--- TASK DIRECTIONS ---
Please find the lines in the entries below that contain the word "pseudo", and copy each one.

--- EXERCISE INPUT ---

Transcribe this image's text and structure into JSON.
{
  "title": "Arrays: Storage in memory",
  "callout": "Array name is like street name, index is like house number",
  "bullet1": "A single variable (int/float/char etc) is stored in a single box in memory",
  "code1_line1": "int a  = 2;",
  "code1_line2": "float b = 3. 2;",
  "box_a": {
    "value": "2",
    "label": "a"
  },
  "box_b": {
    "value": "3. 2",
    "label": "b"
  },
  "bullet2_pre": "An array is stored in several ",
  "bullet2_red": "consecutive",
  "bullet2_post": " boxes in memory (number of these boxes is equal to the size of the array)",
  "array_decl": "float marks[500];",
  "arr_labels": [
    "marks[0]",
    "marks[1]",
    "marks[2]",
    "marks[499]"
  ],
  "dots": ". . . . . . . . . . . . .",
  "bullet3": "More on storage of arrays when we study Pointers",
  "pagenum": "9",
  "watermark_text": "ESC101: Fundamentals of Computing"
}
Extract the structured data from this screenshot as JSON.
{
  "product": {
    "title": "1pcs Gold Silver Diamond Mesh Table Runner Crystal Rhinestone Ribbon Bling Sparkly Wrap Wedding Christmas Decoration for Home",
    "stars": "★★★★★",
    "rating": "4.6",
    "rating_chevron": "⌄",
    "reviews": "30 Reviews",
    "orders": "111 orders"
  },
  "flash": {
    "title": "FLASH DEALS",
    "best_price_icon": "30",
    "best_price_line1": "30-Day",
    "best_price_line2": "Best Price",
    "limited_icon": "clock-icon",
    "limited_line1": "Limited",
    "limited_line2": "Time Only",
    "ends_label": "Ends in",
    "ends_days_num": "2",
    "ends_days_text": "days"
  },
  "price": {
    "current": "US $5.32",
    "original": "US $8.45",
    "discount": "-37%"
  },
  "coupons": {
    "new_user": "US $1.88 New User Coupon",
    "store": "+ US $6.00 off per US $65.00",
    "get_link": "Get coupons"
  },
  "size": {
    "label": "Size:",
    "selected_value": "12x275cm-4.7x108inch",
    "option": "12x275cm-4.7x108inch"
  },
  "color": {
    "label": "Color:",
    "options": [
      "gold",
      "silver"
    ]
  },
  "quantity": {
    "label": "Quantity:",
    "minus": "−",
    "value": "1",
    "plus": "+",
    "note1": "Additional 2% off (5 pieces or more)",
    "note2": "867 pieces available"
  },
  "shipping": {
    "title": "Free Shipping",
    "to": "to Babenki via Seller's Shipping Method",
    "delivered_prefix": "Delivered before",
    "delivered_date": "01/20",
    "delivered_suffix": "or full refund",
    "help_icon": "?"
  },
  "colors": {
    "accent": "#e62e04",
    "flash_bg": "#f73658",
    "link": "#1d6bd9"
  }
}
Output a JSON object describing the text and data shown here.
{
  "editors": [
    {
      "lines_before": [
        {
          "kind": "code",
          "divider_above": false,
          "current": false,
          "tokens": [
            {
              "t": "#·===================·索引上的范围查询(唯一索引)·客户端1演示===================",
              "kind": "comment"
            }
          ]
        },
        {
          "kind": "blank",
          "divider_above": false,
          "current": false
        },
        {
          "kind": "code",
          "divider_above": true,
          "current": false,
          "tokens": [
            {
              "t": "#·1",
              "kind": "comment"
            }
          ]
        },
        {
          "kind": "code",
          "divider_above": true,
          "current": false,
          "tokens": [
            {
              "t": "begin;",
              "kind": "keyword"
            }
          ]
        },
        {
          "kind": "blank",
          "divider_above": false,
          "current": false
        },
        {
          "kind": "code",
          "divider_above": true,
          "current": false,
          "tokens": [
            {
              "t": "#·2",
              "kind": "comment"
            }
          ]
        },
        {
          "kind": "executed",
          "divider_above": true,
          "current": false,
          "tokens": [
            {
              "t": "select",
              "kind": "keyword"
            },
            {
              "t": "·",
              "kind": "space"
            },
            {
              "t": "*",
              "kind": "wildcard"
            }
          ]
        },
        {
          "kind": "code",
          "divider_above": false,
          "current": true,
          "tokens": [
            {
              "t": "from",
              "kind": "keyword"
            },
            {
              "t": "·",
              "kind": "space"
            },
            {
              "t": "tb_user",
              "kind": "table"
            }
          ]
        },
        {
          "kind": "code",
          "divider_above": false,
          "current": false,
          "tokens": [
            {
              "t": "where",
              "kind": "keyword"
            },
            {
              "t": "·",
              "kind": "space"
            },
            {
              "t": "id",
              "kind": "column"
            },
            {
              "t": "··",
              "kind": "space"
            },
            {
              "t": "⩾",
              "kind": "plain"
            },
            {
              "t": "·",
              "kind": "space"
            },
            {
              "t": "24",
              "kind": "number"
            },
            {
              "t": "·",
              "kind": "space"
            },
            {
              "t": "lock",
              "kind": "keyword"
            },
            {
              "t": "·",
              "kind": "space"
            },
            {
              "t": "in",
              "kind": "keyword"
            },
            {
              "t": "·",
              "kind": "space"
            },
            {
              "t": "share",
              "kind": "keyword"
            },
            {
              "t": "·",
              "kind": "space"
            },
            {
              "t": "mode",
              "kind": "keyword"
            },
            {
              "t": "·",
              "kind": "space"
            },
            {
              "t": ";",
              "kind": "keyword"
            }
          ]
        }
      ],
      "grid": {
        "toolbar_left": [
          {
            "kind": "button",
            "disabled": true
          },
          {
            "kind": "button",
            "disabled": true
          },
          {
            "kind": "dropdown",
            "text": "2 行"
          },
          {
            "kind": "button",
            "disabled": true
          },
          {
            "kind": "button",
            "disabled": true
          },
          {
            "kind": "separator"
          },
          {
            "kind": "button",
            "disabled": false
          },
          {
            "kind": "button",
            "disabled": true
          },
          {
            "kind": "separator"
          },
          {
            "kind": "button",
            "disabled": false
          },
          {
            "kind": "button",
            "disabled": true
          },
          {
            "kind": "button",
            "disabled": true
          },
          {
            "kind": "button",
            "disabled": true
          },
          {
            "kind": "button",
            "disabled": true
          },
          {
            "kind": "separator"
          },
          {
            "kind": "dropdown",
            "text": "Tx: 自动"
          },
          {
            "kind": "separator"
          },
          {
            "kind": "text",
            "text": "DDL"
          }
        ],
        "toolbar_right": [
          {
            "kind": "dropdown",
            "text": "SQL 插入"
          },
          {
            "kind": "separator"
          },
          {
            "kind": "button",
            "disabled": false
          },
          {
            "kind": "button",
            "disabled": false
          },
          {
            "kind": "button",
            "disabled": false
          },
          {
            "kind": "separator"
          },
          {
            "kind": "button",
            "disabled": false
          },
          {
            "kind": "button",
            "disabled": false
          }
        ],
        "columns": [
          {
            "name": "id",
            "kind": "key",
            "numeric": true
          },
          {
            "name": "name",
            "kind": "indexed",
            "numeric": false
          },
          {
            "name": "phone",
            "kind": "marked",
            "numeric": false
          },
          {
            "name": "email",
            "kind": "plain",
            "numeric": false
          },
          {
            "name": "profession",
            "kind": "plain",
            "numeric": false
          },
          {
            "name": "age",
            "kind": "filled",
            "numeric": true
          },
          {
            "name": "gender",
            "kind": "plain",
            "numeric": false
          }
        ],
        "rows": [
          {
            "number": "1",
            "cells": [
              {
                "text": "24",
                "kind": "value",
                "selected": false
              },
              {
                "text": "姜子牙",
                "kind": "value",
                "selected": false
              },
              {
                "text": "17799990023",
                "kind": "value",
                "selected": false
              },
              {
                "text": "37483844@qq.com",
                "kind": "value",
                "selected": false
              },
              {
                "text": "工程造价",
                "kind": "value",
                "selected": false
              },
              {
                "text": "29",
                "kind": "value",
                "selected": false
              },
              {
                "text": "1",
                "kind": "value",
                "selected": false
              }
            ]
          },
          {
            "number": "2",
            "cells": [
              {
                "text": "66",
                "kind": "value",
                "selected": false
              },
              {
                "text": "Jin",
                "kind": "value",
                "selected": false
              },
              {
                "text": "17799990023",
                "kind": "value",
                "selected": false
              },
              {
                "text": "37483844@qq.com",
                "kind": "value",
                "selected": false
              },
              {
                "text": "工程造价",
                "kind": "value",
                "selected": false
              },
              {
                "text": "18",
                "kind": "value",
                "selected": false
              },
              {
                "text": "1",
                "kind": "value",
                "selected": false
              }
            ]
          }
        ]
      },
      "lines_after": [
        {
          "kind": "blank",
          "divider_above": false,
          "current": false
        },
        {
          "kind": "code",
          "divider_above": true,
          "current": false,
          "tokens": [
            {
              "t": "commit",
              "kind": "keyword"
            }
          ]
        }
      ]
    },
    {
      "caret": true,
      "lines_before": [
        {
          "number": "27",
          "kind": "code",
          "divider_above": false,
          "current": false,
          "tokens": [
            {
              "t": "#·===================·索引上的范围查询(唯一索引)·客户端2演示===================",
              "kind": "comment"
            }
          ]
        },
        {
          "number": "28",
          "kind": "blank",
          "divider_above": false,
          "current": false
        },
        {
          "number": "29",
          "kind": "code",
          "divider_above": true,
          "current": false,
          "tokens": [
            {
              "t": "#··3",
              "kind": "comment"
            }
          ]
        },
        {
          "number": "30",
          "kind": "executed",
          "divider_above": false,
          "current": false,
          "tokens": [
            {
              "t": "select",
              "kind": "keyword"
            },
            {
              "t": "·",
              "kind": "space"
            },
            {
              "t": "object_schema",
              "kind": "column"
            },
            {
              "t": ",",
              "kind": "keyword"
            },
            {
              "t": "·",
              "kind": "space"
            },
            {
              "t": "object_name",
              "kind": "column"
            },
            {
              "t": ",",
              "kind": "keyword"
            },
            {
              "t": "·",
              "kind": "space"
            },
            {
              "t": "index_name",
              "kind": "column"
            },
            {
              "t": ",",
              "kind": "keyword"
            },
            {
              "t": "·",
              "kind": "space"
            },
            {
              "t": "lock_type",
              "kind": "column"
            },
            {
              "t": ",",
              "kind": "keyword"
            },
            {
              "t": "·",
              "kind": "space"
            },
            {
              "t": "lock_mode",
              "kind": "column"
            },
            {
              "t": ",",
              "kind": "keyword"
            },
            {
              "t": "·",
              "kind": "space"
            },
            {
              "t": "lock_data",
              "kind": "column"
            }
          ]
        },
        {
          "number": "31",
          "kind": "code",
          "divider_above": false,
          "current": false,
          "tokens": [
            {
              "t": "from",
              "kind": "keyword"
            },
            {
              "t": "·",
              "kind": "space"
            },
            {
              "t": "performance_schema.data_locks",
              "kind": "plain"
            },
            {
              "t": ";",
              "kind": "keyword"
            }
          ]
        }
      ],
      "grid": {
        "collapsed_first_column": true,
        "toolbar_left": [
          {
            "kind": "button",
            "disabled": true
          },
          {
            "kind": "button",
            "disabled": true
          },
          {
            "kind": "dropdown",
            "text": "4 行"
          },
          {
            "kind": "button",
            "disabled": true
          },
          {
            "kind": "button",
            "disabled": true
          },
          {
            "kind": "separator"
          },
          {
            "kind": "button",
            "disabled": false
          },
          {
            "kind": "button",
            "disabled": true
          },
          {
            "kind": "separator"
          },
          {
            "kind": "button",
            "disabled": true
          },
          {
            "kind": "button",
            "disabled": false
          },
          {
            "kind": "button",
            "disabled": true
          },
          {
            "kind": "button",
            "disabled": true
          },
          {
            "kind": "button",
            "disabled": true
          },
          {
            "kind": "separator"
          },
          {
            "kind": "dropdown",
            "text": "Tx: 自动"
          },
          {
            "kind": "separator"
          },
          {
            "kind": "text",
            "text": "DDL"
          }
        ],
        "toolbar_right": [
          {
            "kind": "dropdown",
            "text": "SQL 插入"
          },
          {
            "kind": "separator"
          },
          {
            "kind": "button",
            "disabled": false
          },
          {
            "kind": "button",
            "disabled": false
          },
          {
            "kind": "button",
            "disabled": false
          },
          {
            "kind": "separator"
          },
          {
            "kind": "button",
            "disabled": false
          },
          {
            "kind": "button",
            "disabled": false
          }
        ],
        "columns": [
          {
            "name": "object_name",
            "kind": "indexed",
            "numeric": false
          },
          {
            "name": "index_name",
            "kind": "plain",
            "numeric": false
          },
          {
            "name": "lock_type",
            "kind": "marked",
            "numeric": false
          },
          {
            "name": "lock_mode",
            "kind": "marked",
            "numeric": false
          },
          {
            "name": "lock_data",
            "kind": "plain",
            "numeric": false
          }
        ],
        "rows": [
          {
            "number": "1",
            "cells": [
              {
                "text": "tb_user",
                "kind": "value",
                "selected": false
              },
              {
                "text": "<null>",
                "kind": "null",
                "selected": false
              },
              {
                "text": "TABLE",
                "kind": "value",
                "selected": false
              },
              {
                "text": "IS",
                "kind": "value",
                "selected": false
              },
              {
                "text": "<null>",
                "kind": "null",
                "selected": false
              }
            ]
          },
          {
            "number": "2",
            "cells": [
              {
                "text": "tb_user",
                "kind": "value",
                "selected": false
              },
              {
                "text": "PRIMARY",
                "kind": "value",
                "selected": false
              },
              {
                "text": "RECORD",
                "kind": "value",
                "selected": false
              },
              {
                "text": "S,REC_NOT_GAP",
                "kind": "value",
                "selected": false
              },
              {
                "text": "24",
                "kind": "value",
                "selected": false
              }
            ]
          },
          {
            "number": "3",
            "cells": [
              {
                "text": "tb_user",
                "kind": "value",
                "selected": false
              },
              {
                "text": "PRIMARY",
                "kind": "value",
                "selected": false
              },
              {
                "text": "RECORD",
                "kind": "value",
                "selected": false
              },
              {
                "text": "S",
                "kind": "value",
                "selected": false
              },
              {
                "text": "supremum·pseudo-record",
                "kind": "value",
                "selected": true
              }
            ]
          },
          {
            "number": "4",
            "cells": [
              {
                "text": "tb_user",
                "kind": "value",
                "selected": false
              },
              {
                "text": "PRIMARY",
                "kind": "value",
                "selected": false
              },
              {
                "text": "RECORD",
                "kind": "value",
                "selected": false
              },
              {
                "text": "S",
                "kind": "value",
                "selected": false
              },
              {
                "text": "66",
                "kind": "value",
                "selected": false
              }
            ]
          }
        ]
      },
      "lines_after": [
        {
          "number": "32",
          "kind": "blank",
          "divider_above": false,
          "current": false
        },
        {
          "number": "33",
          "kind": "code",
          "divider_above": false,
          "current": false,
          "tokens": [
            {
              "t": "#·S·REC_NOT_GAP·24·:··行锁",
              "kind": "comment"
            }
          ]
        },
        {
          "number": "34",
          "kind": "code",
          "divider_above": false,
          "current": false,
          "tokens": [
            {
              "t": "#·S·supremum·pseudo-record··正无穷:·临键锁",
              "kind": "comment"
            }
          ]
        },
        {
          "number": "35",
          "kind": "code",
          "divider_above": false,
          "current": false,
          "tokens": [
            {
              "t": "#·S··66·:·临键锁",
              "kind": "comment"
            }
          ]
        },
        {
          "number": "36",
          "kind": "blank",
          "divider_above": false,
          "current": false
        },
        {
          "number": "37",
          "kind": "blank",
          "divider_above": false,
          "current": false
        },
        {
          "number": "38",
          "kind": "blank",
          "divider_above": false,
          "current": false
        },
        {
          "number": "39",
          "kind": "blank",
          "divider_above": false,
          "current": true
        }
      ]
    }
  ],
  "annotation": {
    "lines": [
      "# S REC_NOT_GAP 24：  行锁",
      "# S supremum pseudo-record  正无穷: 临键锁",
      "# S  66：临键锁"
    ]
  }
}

--- OUTPUT FOR THIS TASK ---
                "text": "supremum·pseudo-record",
              "t": "#·S·supremum·pseudo-record··正无穷:·临键锁",
      "# S supremum pseudo-record  正无穷: 临键锁",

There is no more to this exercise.